  2. Of course it is a story that has happened in an Indian community, and People believe it happens every day in the Indian community in India but I wonder does it happens in the Tibetan community in India or else too???

  3. That was the story of countless child abuse victims in India and all over the world... Well written too! Also try to attach some articles on ways to prevent such intolerable deeds and the necessary measures one should take when such an incident comes to notice....

  4. Thanks for the share..it will definitely spirit up those in same side of experience to open up to release themselves from dark side. It really helps to speak out than being silent about those issues. Greatly appreciate your decision to pen it

  5. I admire the courage of that lady to share her story to inspire and encourage other people to stand up against child abuse and sexual harassment. Family lawyers in Perth would always discuss that the family has an important role in molding the child's outlook in life. However, in such cases that even a family member do something bad to the child, it is important for her to be strong and decide what is the right thing to do. This kind of abuses must stop so that no more child would experience trauma or psychological problems because of what was done to them.

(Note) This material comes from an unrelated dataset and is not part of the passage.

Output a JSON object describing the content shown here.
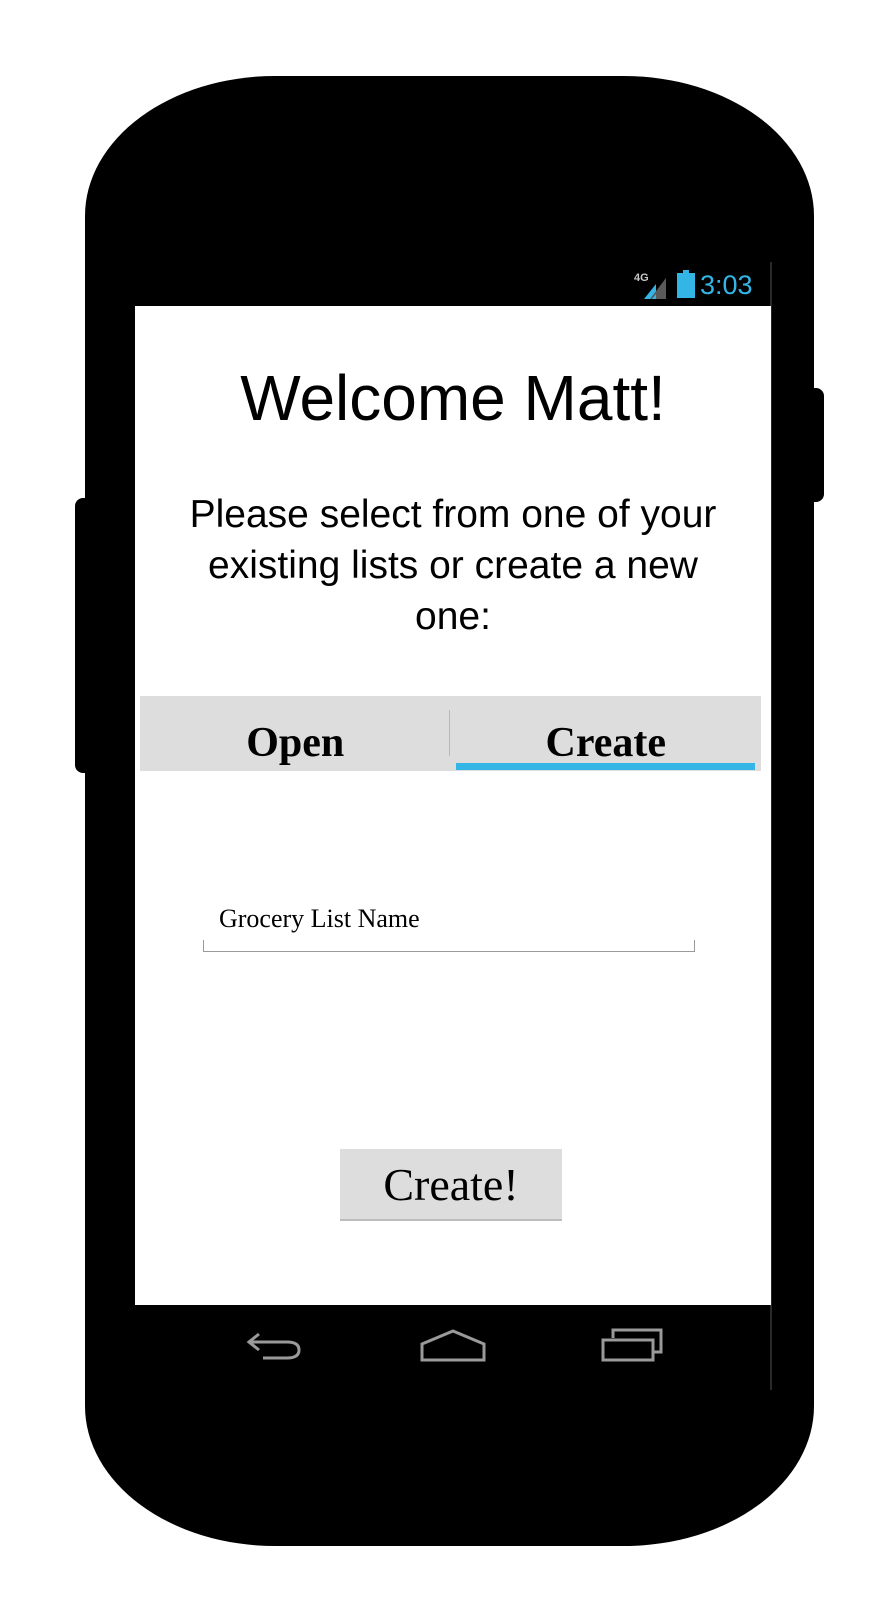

  6. As a long island divorce lawyer, I have encountered lots of cases and issues that involve child abuse and sexual harassment. It is sad that the innocent children in the family gets physically and emotionally abused with the problems their parents are going through.